PUBLISHED : Saturday, 07 August, 2010, 12:00am
UPDATED : Saturday, 07 August, 2010, 12:00am

The sight of Wall Street chief executives and Western political leaders going hat in hand to places like Beijing and Dubai to raise desperately needed funds has become commonplace. To this long queue we can now add European physicists and mathematicians. The scientists behind the Large Hadron Collider, near Geneva, want a bigger, better and more expensive atom smasher - or two. Mindful that most Western governments are drastically cutting public spending to slash deficits, they are looking to China and elsewhere for new funding, they say, that would help unlock the ultimate secrets of the universe.

But, wait a minute. Didn't the same people advertise the collider as the greatest experiment of all time, after costing sponsor countries US$6.8 billion? Are they now saying it isn't really up to the job? Scientists at Cern, the particle physics lab that runs the collider, already got off to a bad start in September 2008 when the atom smasher was switched on with much fanfare. A major accident and a series of glitches set back their efforts and cost an extra US$40 million to repair. The collider has only started working properly since November. The latest plan to raise new funds to the tune of US$13 billion is starting to sound like Wall Street asking for more money after a major bailout. Still, perhaps China and other newly rich emerging economies should look kindly on the scientists. Unlike Wall Street executives, the scientists are on a - relatively - selfless quest to expand the frontiers of human knowledge. Beijing has, after all, set the ambitious goal of turning the nation into a science powerhouse by 2020. Helping to design, build and work at such a facility would educate some of China's finest young minds.

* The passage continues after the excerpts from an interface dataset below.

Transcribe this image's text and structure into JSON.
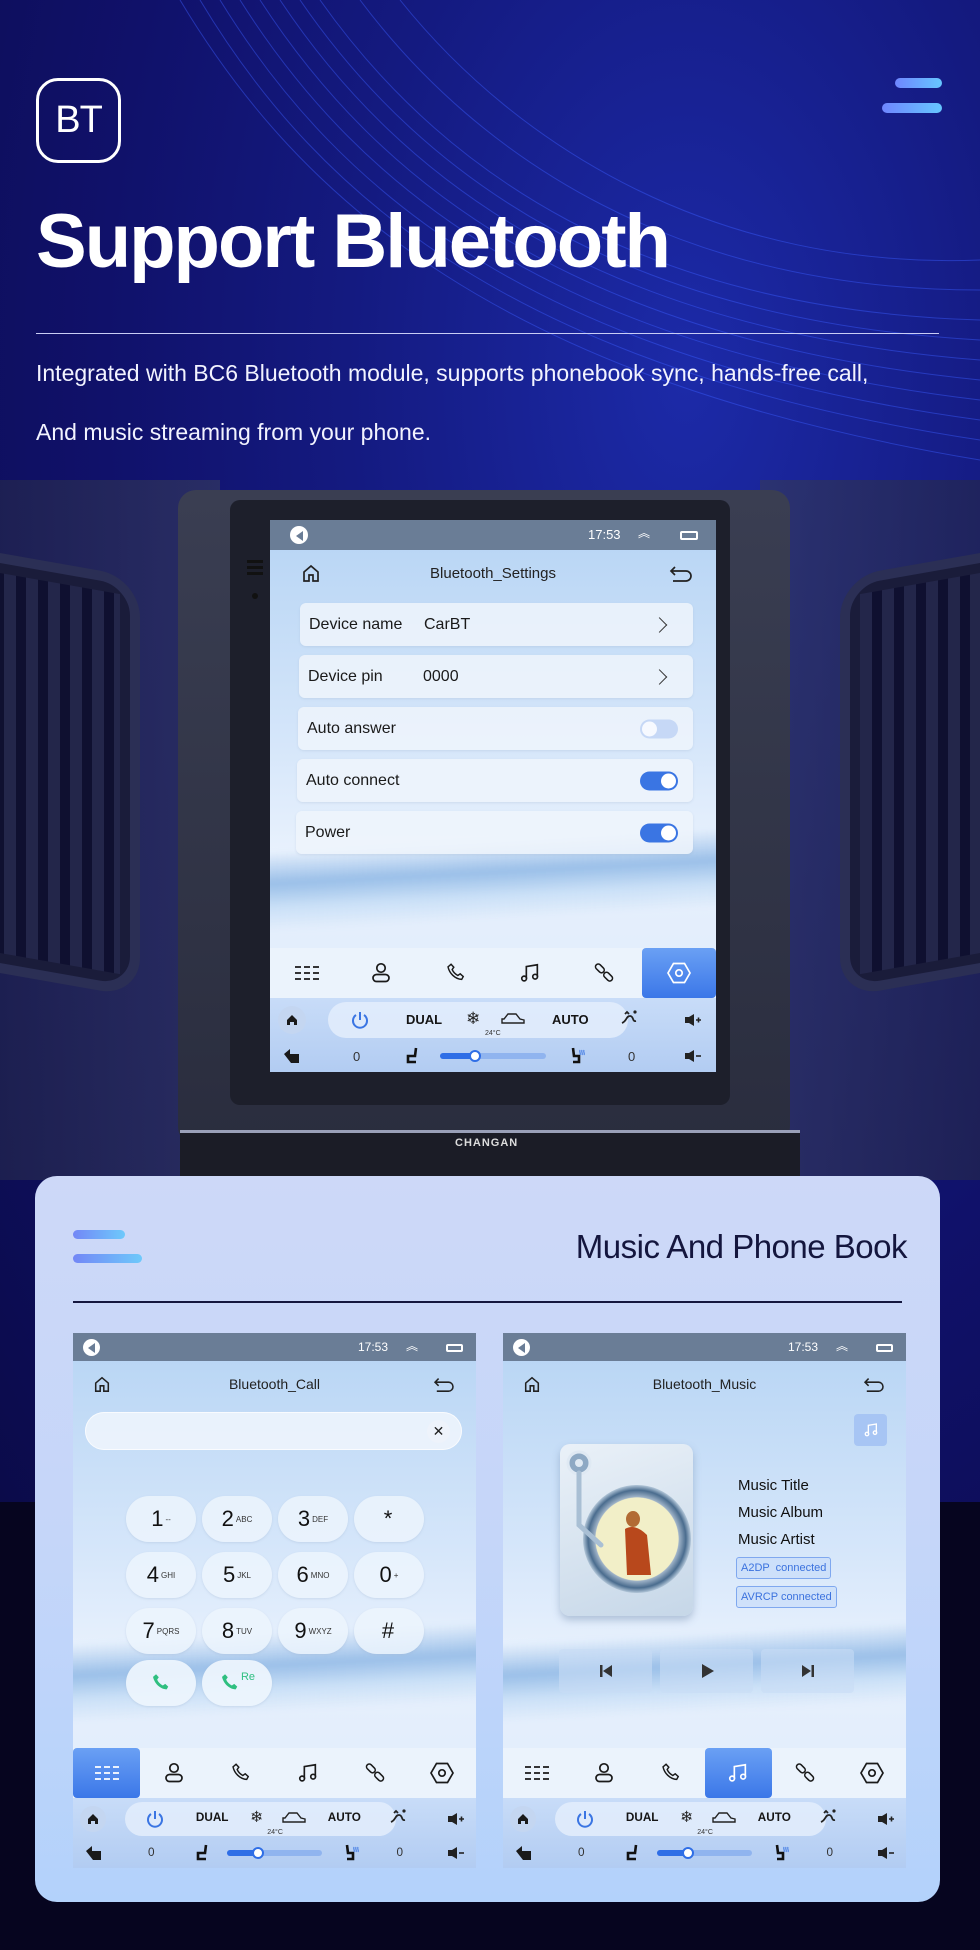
{
  "header": {
    "badge": "BT",
    "title": "Support Bluetooth",
    "description_lines": [
      "Integrated with BC6 Bluetooth module, supports phonebook sync, hands-free call,",
      "And music streaming from your phone."
    ]
  },
  "car": {
    "brand_label": "CHANGAN"
  },
  "status_bar": {
    "time": "17:53"
  },
  "settings_screen": {
    "title": "Bluetooth_Settings",
    "rows": [
      {
        "label": "Device name",
        "value": "CarBT",
        "type": "link"
      },
      {
        "label": "Device pin",
        "value": "0000",
        "type": "link"
      },
      {
        "label": "Auto answer",
        "type": "toggle",
        "on": false
      },
      {
        "label": "Auto connect",
        "type": "toggle",
        "on": true
      },
      {
        "label": "Power",
        "type": "toggle",
        "on": true
      }
    ],
    "active_tab": "settings"
  },
  "nav_tabs": [
    {
      "id": "dialpad",
      "icon": "dialpad-icon"
    },
    {
      "id": "contacts",
      "icon": "contacts-icon"
    },
    {
      "id": "call-log",
      "icon": "phone-icon"
    },
    {
      "id": "music",
      "icon": "music-note-icon"
    },
    {
      "id": "pairing",
      "icon": "link-icon"
    },
    {
      "id": "settings",
      "icon": "settings-hexagon-icon"
    }
  ],
  "climate": {
    "dual_label": "DUAL",
    "auto_label": "AUTO",
    "temperature": "24°C",
    "left_seat_level": "0",
    "right_seat_level": "0",
    "fan_level_fraction": 0.33
  },
  "lower_card": {
    "title": "Music And Phone Book"
  },
  "call_screen": {
    "title": "Bluetooth_Call",
    "search_value": "",
    "keys": [
      {
        "digit": "1",
        "letters": "--"
      },
      {
        "digit": "2",
        "letters": "ABC"
      },
      {
        "digit": "3",
        "letters": "DEF"
      },
      {
        "digit": "*",
        "letters": ""
      },
      {
        "digit": "4",
        "letters": "GHI"
      },
      {
        "digit": "5",
        "letters": "JKL"
      },
      {
        "digit": "6",
        "letters": "MNO"
      },
      {
        "digit": "0",
        "letters": "+"
      },
      {
        "digit": "7",
        "letters": "PQRS"
      },
      {
        "digit": "8",
        "letters": "TUV"
      },
      {
        "digit": "9",
        "letters": "WXYZ"
      },
      {
        "digit": "#",
        "letters": ""
      }
    ],
    "redial_label": "Re",
    "active_tab": "dialpad"
  },
  "music_screen": {
    "title": "Bluetooth_Music",
    "track_title": "Music Title",
    "album": "Music Album",
    "artist": "Music Artist",
    "tags": [
      "A2DP  connected",
      "AVRCP connected"
    ],
    "active_tab": "music"
  },
  "colors": {
    "accent_blue": "#3a75e3",
    "status_bar": "#6a7d96",
    "call_green": "#2fbf80",
    "hero_bg": "#12126a",
    "card_bg": "#c8d6f8"
  }
}
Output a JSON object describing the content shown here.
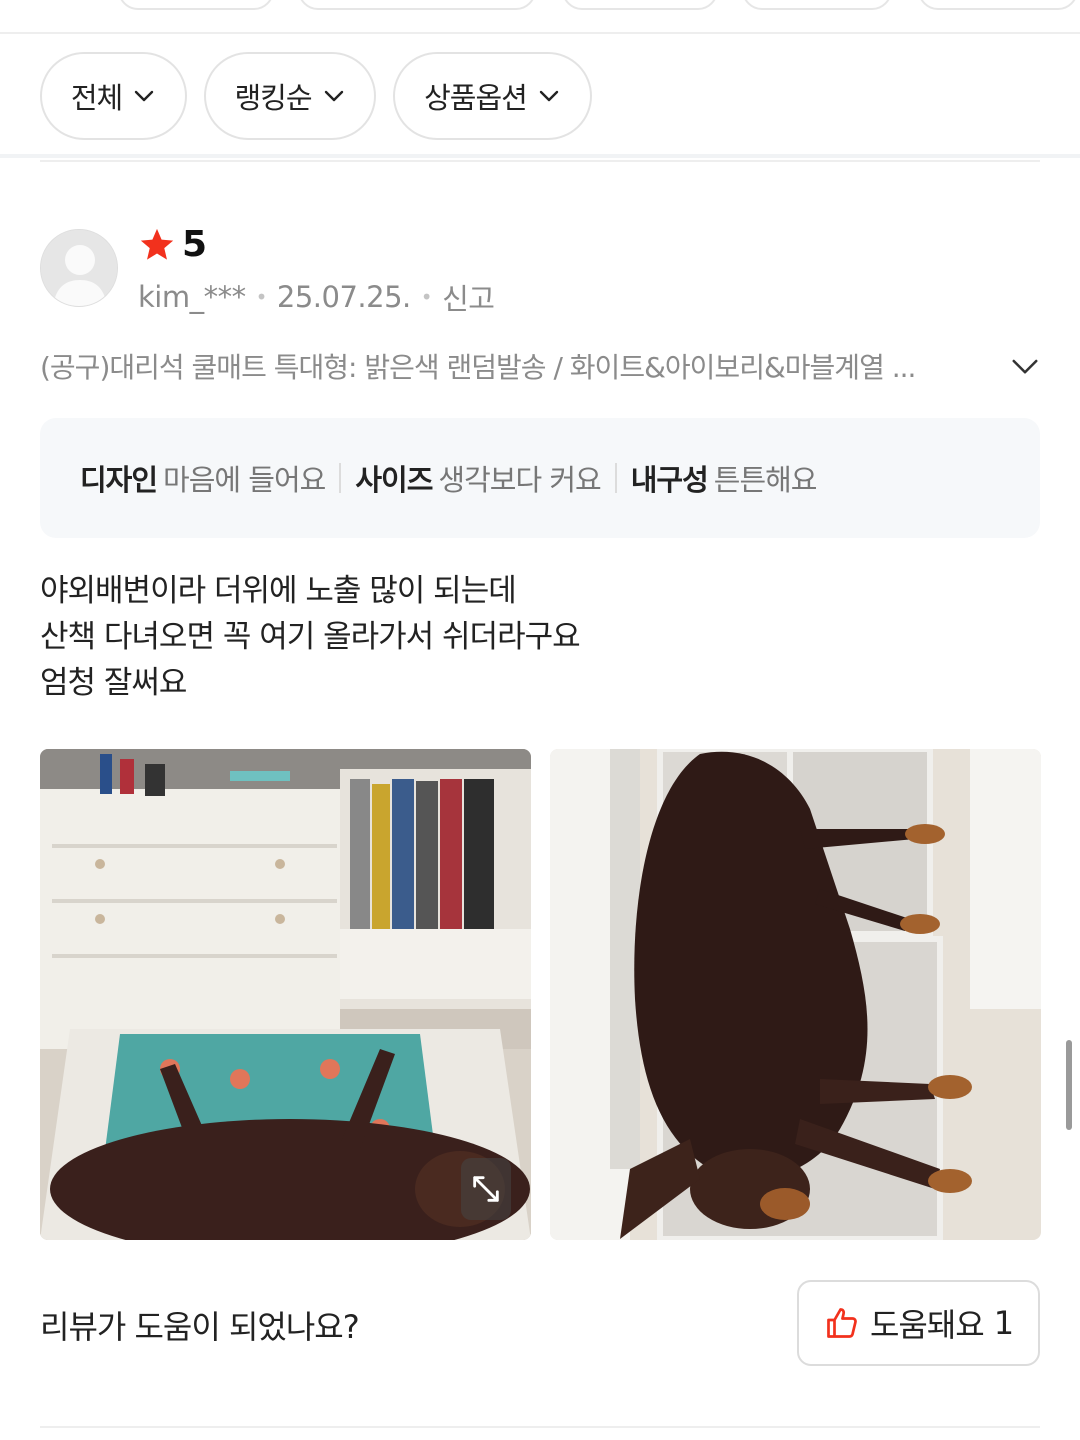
{
  "filters": [
    {
      "label": "전체"
    },
    {
      "label": "랭킹순"
    },
    {
      "label": "상품옵션"
    }
  ],
  "review": {
    "rating": "5",
    "author": "kim_***",
    "date": "25.07.25.",
    "report_label": "신고",
    "option_text": "(공구)대리석 쿨매트 특대형: 밝은색 랜덤발송 / 화이트&아이보리&마블계열 ...",
    "survey": [
      {
        "key": "디자인",
        "value": "마음에 들어요"
      },
      {
        "key": "사이즈",
        "value": "생각보다 커요"
      },
      {
        "key": "내구성",
        "value": "튼튼해요"
      }
    ],
    "body_lines": [
      "야외배변이라 더위에 노출 많이 되는데",
      "산책 다녀오면 꼭 여기 올라가서 쉬더라구요",
      "엄청 잘써요"
    ]
  },
  "helpful": {
    "question": "리뷰가 도움이 되었나요?",
    "button_label": "도움돼요",
    "count": "1"
  },
  "colors": {
    "star": "#f2311d",
    "helpful_icon": "#f2311d",
    "meta_text": "#8b8b8b",
    "survey_bg": "#f6f8fa"
  },
  "icons": {
    "rating": "star-icon",
    "dropdown": "chevron-down-icon",
    "expand": "expand-icon",
    "helpful": "thumbs-up-icon",
    "avatar": "default-avatar-icon"
  }
}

Still, too often, Western institutions want money from developing countries while insisting on control and their own rules. Cern is likely to be no different in that respect from the International Monetary Fund. That is why scientists from developing countries should insist on having a greater say if their governments are to foot the bill. It's time for East and West to work together - as equal partners - in our noble quest to understand the fundamental nature of the universe.